For many people, leaving an inheritance is an opportunity to provide loved ones with a final parting gift. But not all inherited assets are created equal.
“If I’m inheriting something, I want something with no strings attached,” says Mallon FitzPatrick, head of wealth planning and managing director at wealth management firm Robertson Stephens in San Francisco.
The best assets to inherit are those that can be easily liquidated, have minimal tax implications and avoid what can be a costly probate process. Here are some top examples.
From an heir’s perspective, almost nothing could be better to inherit than cash. It is not considered taxable income by the IRS, and it can be used immediately for whatever you’d like.
“It’s easy; it’s flexible; what you see is what you get,” FitzPatrick tells Money Talks News.
Cash assets kept in a bank account can also bypass probate court so long as there is a transfer-on-death designation or similar provision in place. In that case, an heir can usually claim the money by providing a death certificate and proper identification.
2. Life insurance benefits
The death benefit from a life insurance policy is almost as good as cash in the bank. This money also isn’t taxable and can be easily claimed by providing a death certificate and filling out some simple paperwork.
However, if the owner of the life insurance policy did not name a beneficiary, then the process becomes more complicated. In that case, it generally falls to a probate court to determine who receives the benefit.
3. Roth IRA
IRAs are retirement accounts that come in two flavors: traditional and Roth.
“Roths can be a very good asset to inherit,” says Nick Hughes, a wealth adviser with Visionary Horizons Wealth Management in Chattanooga, Tennessee.
That’s because while the money in a traditional IRA is subject to income tax, that isn’t the case with Roth accounts.
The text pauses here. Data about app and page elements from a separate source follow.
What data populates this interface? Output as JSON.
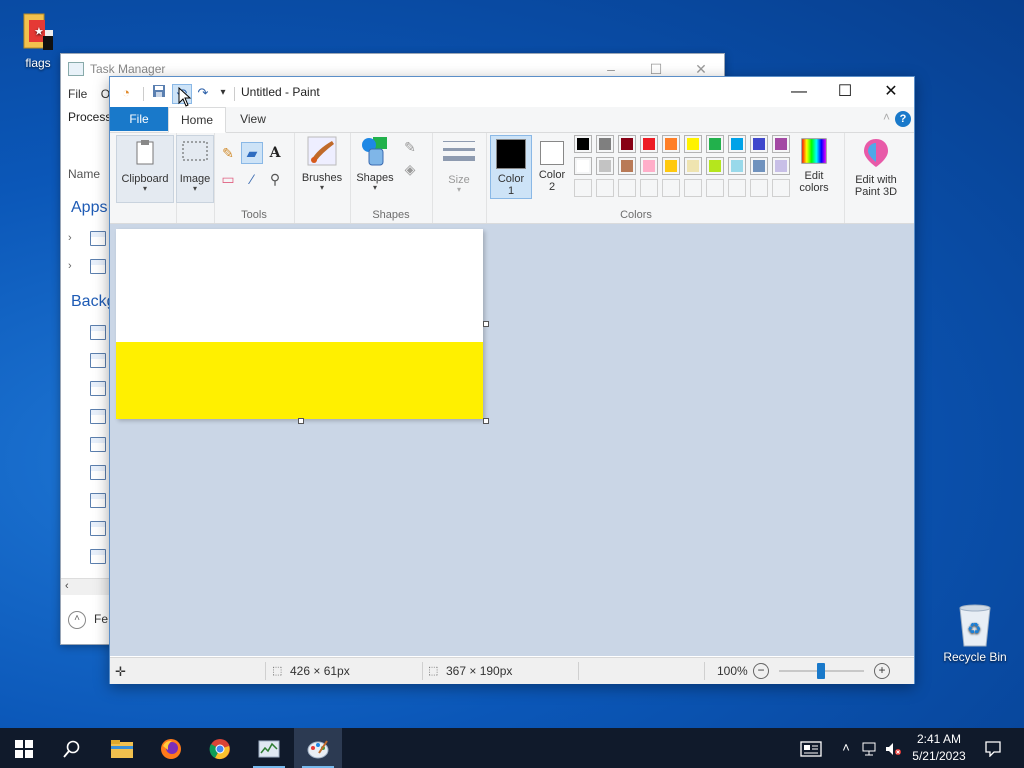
{
  "desktop": {
    "icons": [
      {
        "label": "flags"
      },
      {
        "label": "Recycle Bin"
      }
    ]
  },
  "task_manager": {
    "title": "Task Manager",
    "menu_file": "File",
    "menu_options": "O",
    "tab_processes": "Process",
    "column_name": "Name",
    "group_apps": "Apps",
    "group_background": "Backg",
    "fewer_details": "Fe"
  },
  "paint": {
    "title": "Untitled - Paint",
    "tabs": {
      "file": "File",
      "home": "Home",
      "view": "View"
    },
    "ribbon": {
      "clipboard": "Clipboard",
      "image": "Image",
      "tools_label": "Tools",
      "brushes": "Brushes",
      "shapes": "Shapes",
      "shapes_label": "Shapes",
      "size": "Size",
      "color1_line1": "Color",
      "color1_line2": "1",
      "color2_line1": "Color",
      "color2_line2": "2",
      "colors_label": "Colors",
      "edit_colors_line1": "Edit",
      "edit_colors_line2": "colors",
      "paint3d_line1": "Edit with",
      "paint3d_line2": "Paint 3D"
    },
    "color1": "#000000",
    "color2": "#ffffff",
    "palette_row1": [
      "#000000",
      "#7f7f7f",
      "#880015",
      "#ed1c24",
      "#ff7f27",
      "#fff200",
      "#22b14c",
      "#00a2e8",
      "#3f48cc",
      "#a349a4"
    ],
    "palette_row2": [
      "#ffffff",
      "#c3c3c3",
      "#b97a57",
      "#ffaec9",
      "#ffc90e",
      "#efe4b0",
      "#b5e61d",
      "#99d9ea",
      "#7092be",
      "#c8bfe7"
    ],
    "canvas": {
      "top_color": "#ffffff",
      "fill_color": "#fff000",
      "fill_fraction": 0.405
    },
    "status": {
      "selection_size": "426 × 61px",
      "canvas_size": "367 × 190px",
      "zoom": "100%"
    }
  },
  "taskbar": {
    "time": "2:41 AM",
    "date": "5/21/2023"
  }
}
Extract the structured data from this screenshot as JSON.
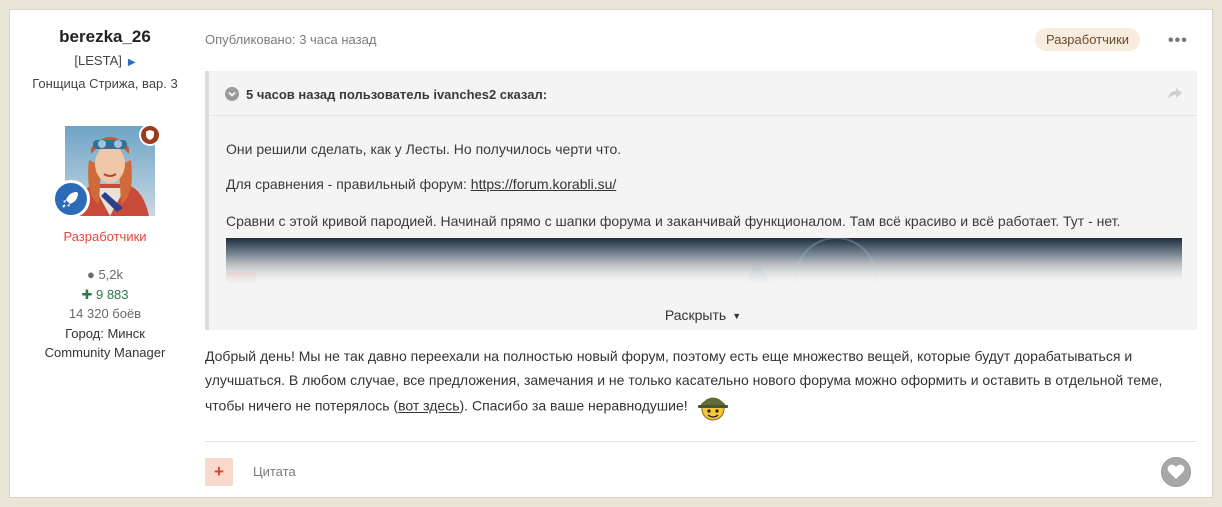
{
  "author": {
    "name": "berezka_26",
    "clan": "[LESTA]",
    "rank": "Гонщица Стрижа, вар. 3",
    "group": "Разработчики",
    "stats": {
      "comments": "5,2k",
      "reputation": "9 883",
      "battles": "14 320 боёв",
      "city": "Город: Минск",
      "role": "Community Manager"
    }
  },
  "post": {
    "published": "Опубликовано: 3 часа назад",
    "tag": "Разработчики",
    "menu_label": "•••"
  },
  "quote": {
    "author_line": "5 часов назад пользователь ivanches2 сказал:",
    "p1": "Они решили сделать, как у Лесты. Но получилось черти что.",
    "p2_prefix": "Для сравнения  - правильный форум: ",
    "p2_link": "https://forum.korabli.su/",
    "p3": "Сравни с этой кривой пародией. Начинай прямо с шапки форума и заканчивай функционалом. Там всё красиво и всё работает. Тут - нет.",
    "expand_label": "Раскрыть"
  },
  "body": {
    "text_before_link": "Добрый день! Мы не так давно переехали на полностью новый форум, поэтому есть еще множество вещей, которые будут дорабатываться и улучшаться. В любом случае, все предложения, замечания и не только касательно нового форума можно оформить и оставить в отдельной теме, чтобы ничего не потерялось (",
    "link_text": "вот здесь",
    "text_after_link": "). Спасибо за ваше неравнодушие!"
  },
  "footer": {
    "rep_label": "+",
    "quote_label": "Цитата"
  },
  "colors": {
    "background": "#e9e4d8",
    "group_red": "#e8453c",
    "reputation_green": "#2a7b4b",
    "tag_bg": "#f7ecde"
  }
}
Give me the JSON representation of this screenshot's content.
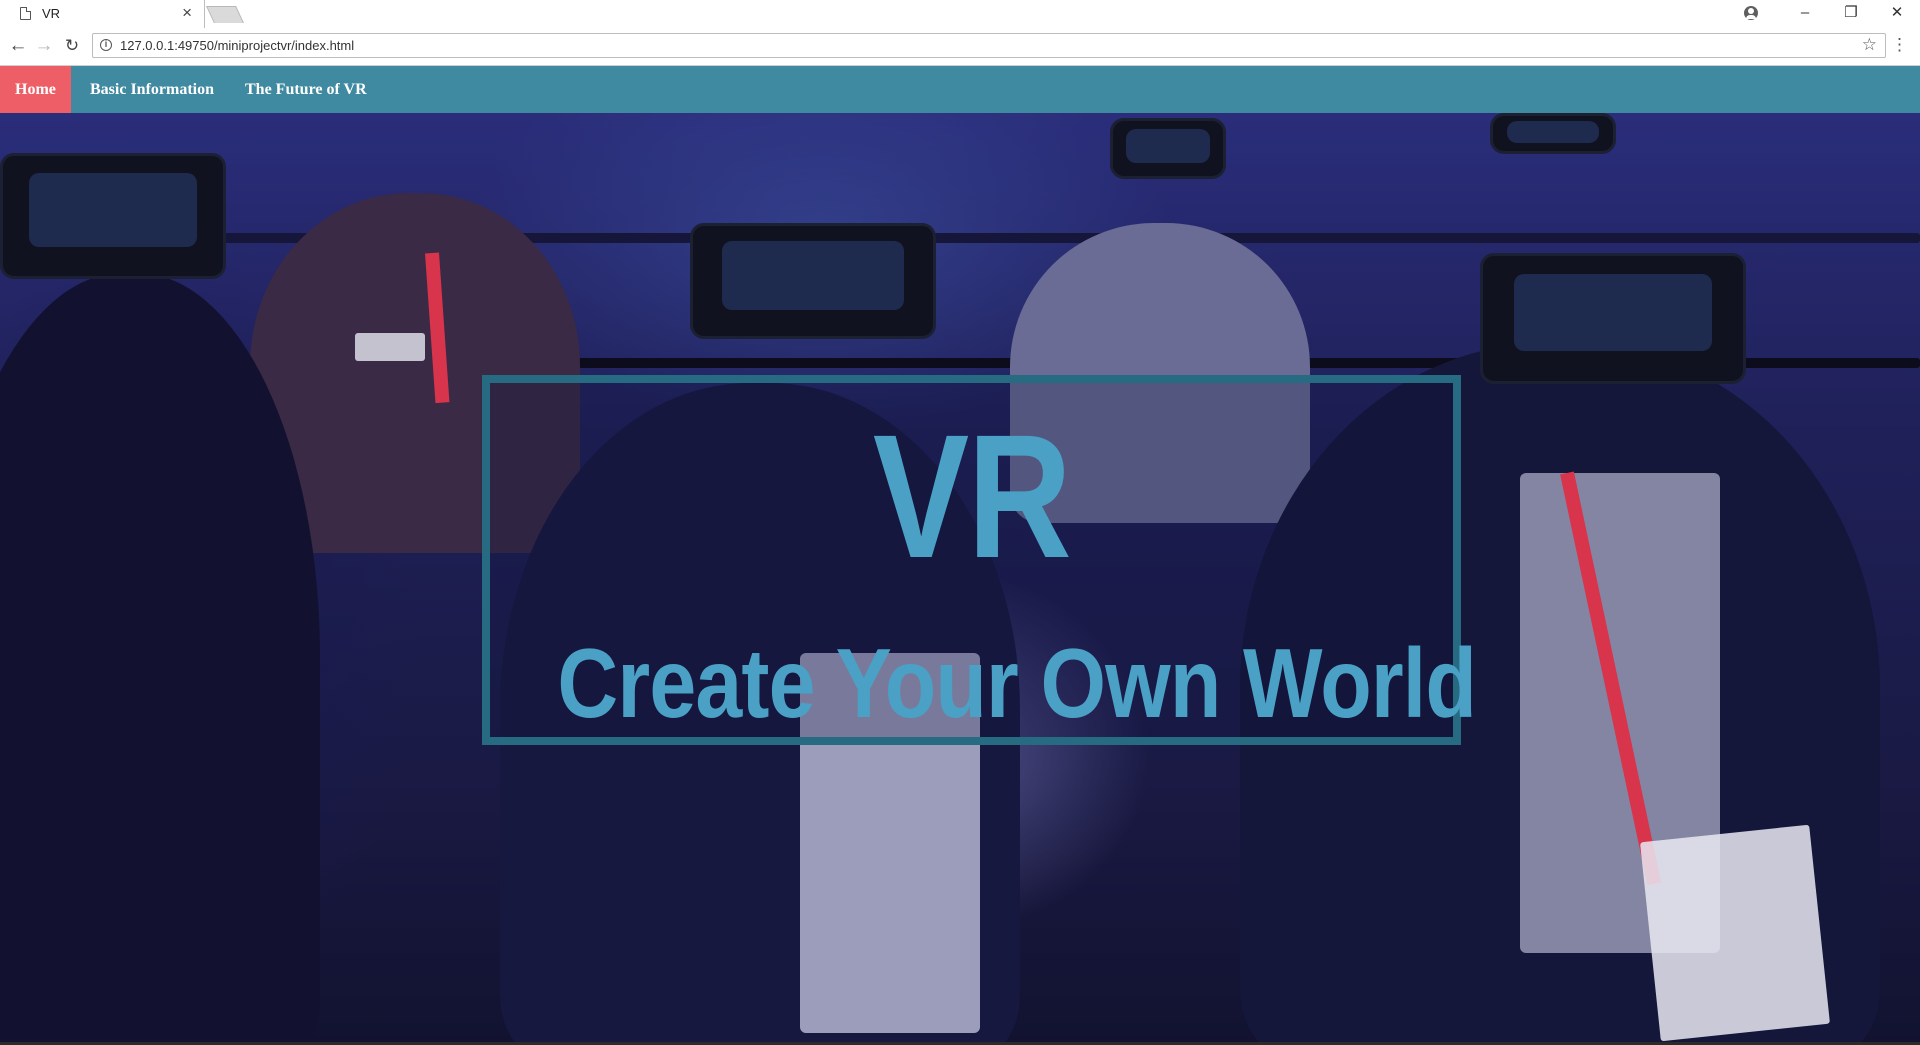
{
  "browser": {
    "tab_title": "VR",
    "tab_close": "×",
    "url": "127.0.0.1:49750/miniprojectvr/index.html",
    "window_controls": {
      "minimize": "–",
      "restore": "❐",
      "close": "✕"
    },
    "icons": [
      "page-icon",
      "profile-icon",
      "back-icon",
      "forward-icon",
      "reload-icon",
      "info-icon",
      "star-icon",
      "menu-icon"
    ]
  },
  "nav": {
    "items": [
      {
        "label": "Home",
        "active": true
      },
      {
        "label": "Basic Information",
        "active": false
      },
      {
        "label": "The Future of VR",
        "active": false
      }
    ],
    "color": "#3f8aa0",
    "active_color": "#ee5e67"
  },
  "hero": {
    "title": "VR",
    "subtitle": "Create Your Own World",
    "text_color": "#4aa0c5",
    "border_color": "#276b83"
  }
}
Since contributions to a Roth IRA have already been taxed, withdrawals can be made tax-free.
What’s more, in most cases, people must withdraw all money from an inherited IRA within 10 years, but there is no requirement to take out money earlier than that. “You could just leave it growing tax-free for 10 years and then take it all out,” Hughes tells Money Talks News.
4. Non-qualified investments
Non-qualified investments — that is, investments that don’t offer any tax benefits — are another good asset to inherit, according to Hughes.
When an investment is sold, it is subject to a capital gains tax. The gain is the difference between the amount someone paid to purchase a stock, for instance, and the amount they sold it for. If a person were to buy $100 worth of stock and sell it for $1,000, the taxable gain would be $900.
However, if someone inherits that stock, they benefit from what is known as a step-up in basis. That means, for tax purposes, the IRS adjusts the base value of the stock to its price at the time it is transferred. So if you inherit that $1,000 stock and sell it immediately, the taxable gain would be $0 instead of $900.
5. Real estate
Like stocks, real estate benefits from a step-up in basis after a person’s death. That makes it a good asset to inherit if you want to minimize taxes.
“The problem is that real estate is not liquid,” FitzPatrick says.
In other words, while real estate can be a valuable asset, it might take some work to sell a property and turn it into cash you can use for other purposes.
6. Anything in a trust
Trusts are created by people to hold their assets. Then, those assets can bypass probate court and be distributed after death according to the person’s wishes.
“Real estate can be a really good asset to inherit, especially if it’s passed through a trust,” Hughes says.
Not only are assets in a trust exempt from probate court proceedings, but a trust can provide protection against money being diverted to creditors or a spouse during a divorce. The one downside to inheriting assets in a trust is that they may come with certain provisions, such as that money can only be accessed once an heir reaches a specific age.